How has this experience influenced your future career goals? (Confirmed, shifted, clarified, etc.)

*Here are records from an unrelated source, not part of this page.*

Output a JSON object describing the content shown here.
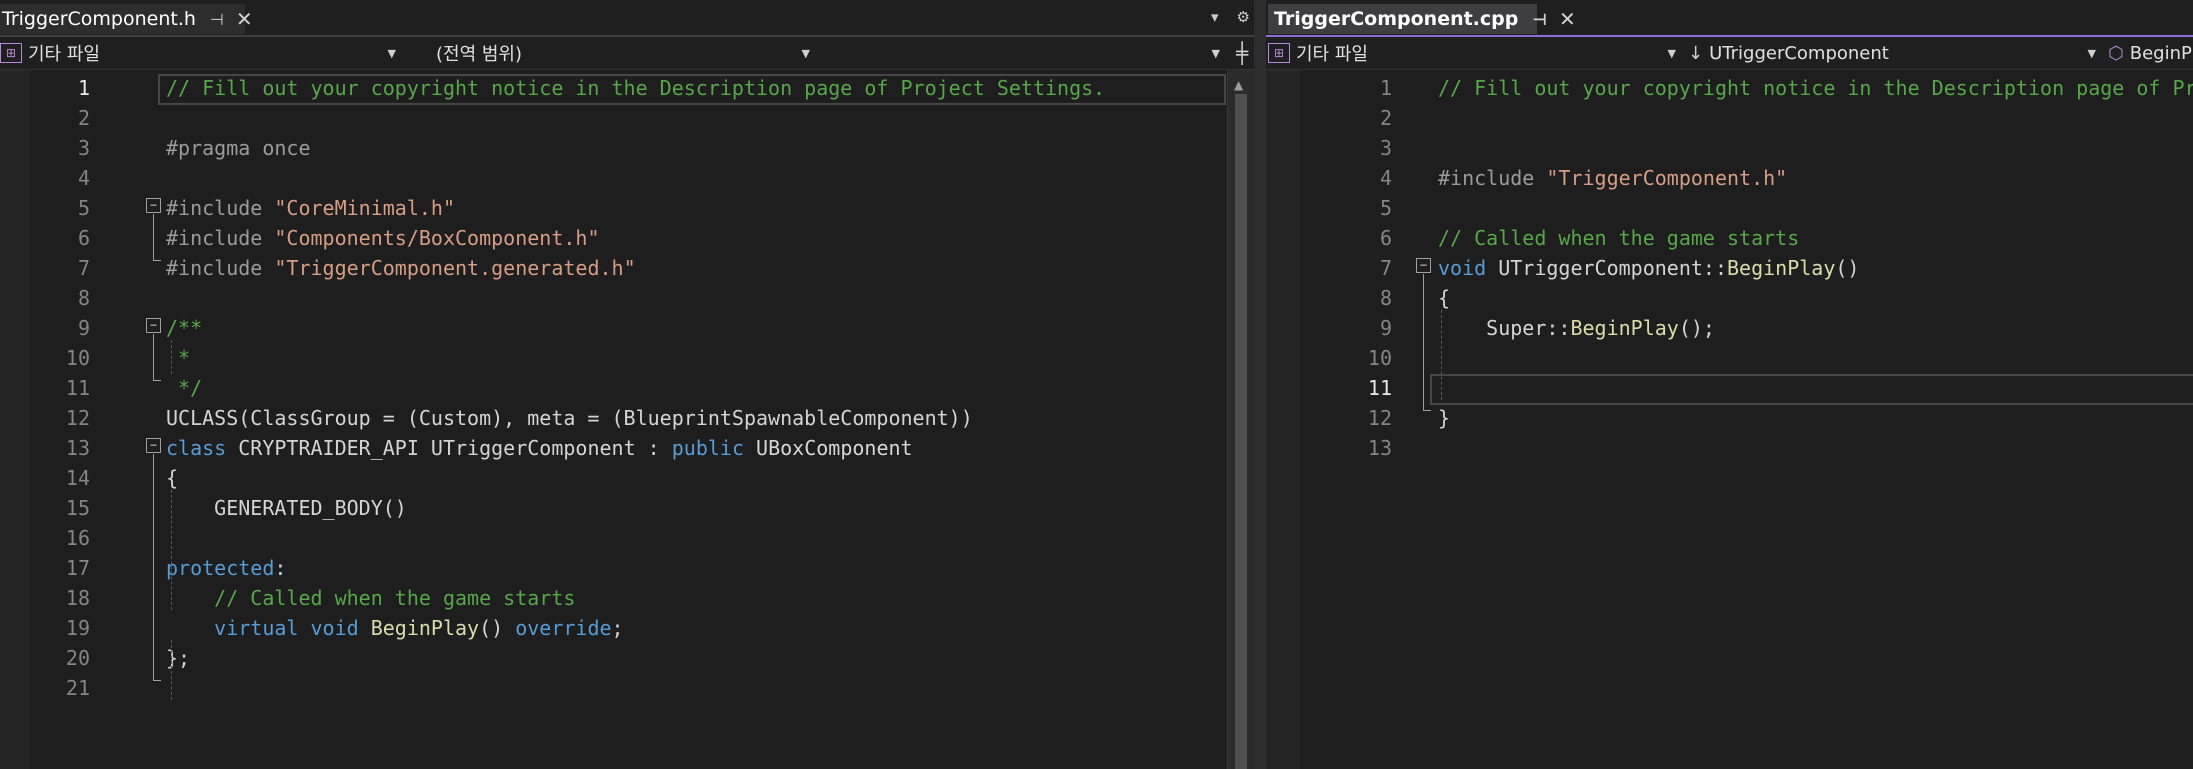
{
  "left": {
    "tab": {
      "title": "TriggerComponent.h",
      "pin_icon": "pin-icon",
      "close_icon": "close-icon"
    },
    "tabbar_tools": {
      "dropdown_glyph": "▾",
      "settings_glyph": "⚙"
    },
    "nav": {
      "project": "기타 파일",
      "scope": "(전역 범위)",
      "member": ""
    },
    "split_glyph": "╪",
    "active_line": 1,
    "lines": [
      [
        {
          "t": "// Fill out your copyright notice in the Description page of Project Settings.",
          "c": "cm"
        }
      ],
      [],
      [
        {
          "t": "#pragma once",
          "c": "pp"
        }
      ],
      [],
      [
        {
          "t": "#include ",
          "c": "pp"
        },
        {
          "t": "\"CoreMinimal.h\"",
          "c": "str"
        }
      ],
      [
        {
          "t": "#include ",
          "c": "pp"
        },
        {
          "t": "\"Components/BoxComponent.h\"",
          "c": "str"
        }
      ],
      [
        {
          "t": "#include ",
          "c": "pp"
        },
        {
          "t": "\"TriggerComponent.generated.h\"",
          "c": "str"
        }
      ],
      [],
      [
        {
          "t": "/**",
          "c": "cm"
        }
      ],
      [
        {
          "t": " *",
          "c": "cm"
        }
      ],
      [
        {
          "t": " */",
          "c": "cm"
        }
      ],
      [
        {
          "t": "UCLASS(ClassGroup = (Custom), meta = (BlueprintSpawnableComponent))",
          "c": "pl"
        }
      ],
      [
        {
          "t": "class ",
          "c": "kw"
        },
        {
          "t": "CRYPTRAIDER_API UTriggerComponent : ",
          "c": "pl"
        },
        {
          "t": "public ",
          "c": "kw"
        },
        {
          "t": "UBoxComponent",
          "c": "ty"
        }
      ],
      [
        {
          "t": "{",
          "c": "pl"
        }
      ],
      [
        {
          "t": "    GENERATED_BODY()",
          "c": "pl"
        }
      ],
      [],
      [
        {
          "t": "protected",
          "c": "kw"
        },
        {
          "t": ":",
          "c": "pl"
        }
      ],
      [
        {
          "t": "    // Called when the game starts",
          "c": "cm"
        }
      ],
      [
        {
          "t": "    ",
          "c": "pl"
        },
        {
          "t": "virtual void ",
          "c": "kw"
        },
        {
          "t": "BeginPlay",
          "c": "fn"
        },
        {
          "t": "() ",
          "c": "pl"
        },
        {
          "t": "override",
          "c": "kw"
        },
        {
          "t": ";",
          "c": "pl"
        }
      ],
      [
        {
          "t": "};",
          "c": "pl"
        }
      ],
      []
    ]
  },
  "right": {
    "tab": {
      "title": "TriggerComponent.cpp",
      "pin_icon": "pin-icon",
      "close_icon": "close-icon"
    },
    "nav": {
      "project": "기타 파일",
      "scope": "UTriggerComponent",
      "member": "BeginPla"
    },
    "active_line": 11,
    "lines": [
      [
        {
          "t": "// Fill out your copyright notice in the Description page of Pro",
          "c": "cm"
        }
      ],
      [],
      [],
      [
        {
          "t": "#include ",
          "c": "pp"
        },
        {
          "t": "\"TriggerComponent.h\"",
          "c": "str"
        }
      ],
      [],
      [
        {
          "t": "// Called when the game starts",
          "c": "cm"
        }
      ],
      [
        {
          "t": "void ",
          "c": "kw"
        },
        {
          "t": "UTriggerComponent::",
          "c": "pl"
        },
        {
          "t": "BeginPlay",
          "c": "fn"
        },
        {
          "t": "()",
          "c": "pl"
        }
      ],
      [
        {
          "t": "{",
          "c": "pl"
        }
      ],
      [
        {
          "t": "    Super::",
          "c": "pl"
        },
        {
          "t": "BeginPlay",
          "c": "fn"
        },
        {
          "t": "();",
          "c": "pl"
        }
      ],
      [],
      [],
      [
        {
          "t": "}",
          "c": "pl"
        }
      ],
      []
    ]
  }
}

This amazing experience has definitely confirmed and even slightly shifted my career goals. There are a few different things that I experienced to cause this shift and confirmation. Firstly, it has confirmed my hopes to become a Physician’s Assistant. I always knew I wanted to practice medicine and even worked full time as an EMT. However, the level of patient interaction and the type of care I got to experience in Belize was similar to what I would want to do as a PA. The love, passion, and caring I felt for these people while I was treating them completely overwhelmed me. Each time I was talking with a patient or taking a blood pressure, I knew this is exactly where I wanted to be for the rest of my life. Second, before we left for Belize we had the pleasure of speaking to Dr. Schroeder via Google Hangout during one of our classes. She is an incredible pediatric oncologist that spends half of each year living in North Carolina working at Duke, and the other half of the year working and living in Tanzania attempting to start a pediatric oncology program to assist the children living there. I originally thought I wanted my medical career to be strictly United States based where it was comfortable and safe for me. The idea of living in another part of the world and practicing medicine terrified me, and I never wanted to uproot my life and my traditions to live somewhere else. However, after speaking with Dr. Schroeder and experiencing medical care in Belize, my mind has changed. I never thought about the idea of temporarily living somewhere else for a certain amount of time each year and then coming back home. That way, you have the comfort of your own culture and home while still being able to influence and help others in developing countries and expand your global health knowledge. To me, this is the best of both worlds and something I would love to do. She has inspired me so much to really use the medical knowledge I have and will gain in the future to help those in need. Once I was actually in Belize and working in the clinics, that thought was confirmed even more. I quickly got over the cultural obstacles and immersed myself in their lifestyle. Being able to communicate effectively with each patient due to the fact that I speak very good Spanish allowed me to connect with them on a very personal level. I felt so amazing being able to speak with them and get them the help they desperately need and deserve. In the States, any kind of medical care is rewarding, but there is something about medical work overseas that changes your perspective. A multivitamin is over the counter and underwhelming in terms of medication here at home. When I was in Belize, telling a patient we had multivitamins for him or her and their children put a smile on their face and a spark in their eyes that you could never imagine. Something as simple as vitamins mean the world to people who are struggling to get by each day. We have the resources to be able to provide that for them and I fully believe everyone should take advantage of that fact and help as many people as we can. I knew prior to this course that I wanted to be a PA, but this trip has just confirmed and expanded that even farther. I now have a fire lit inside me to travel the world and use my medical knowledge to help as many people as I can, and to let them teach me about their culture.
“Become a citizen of the world”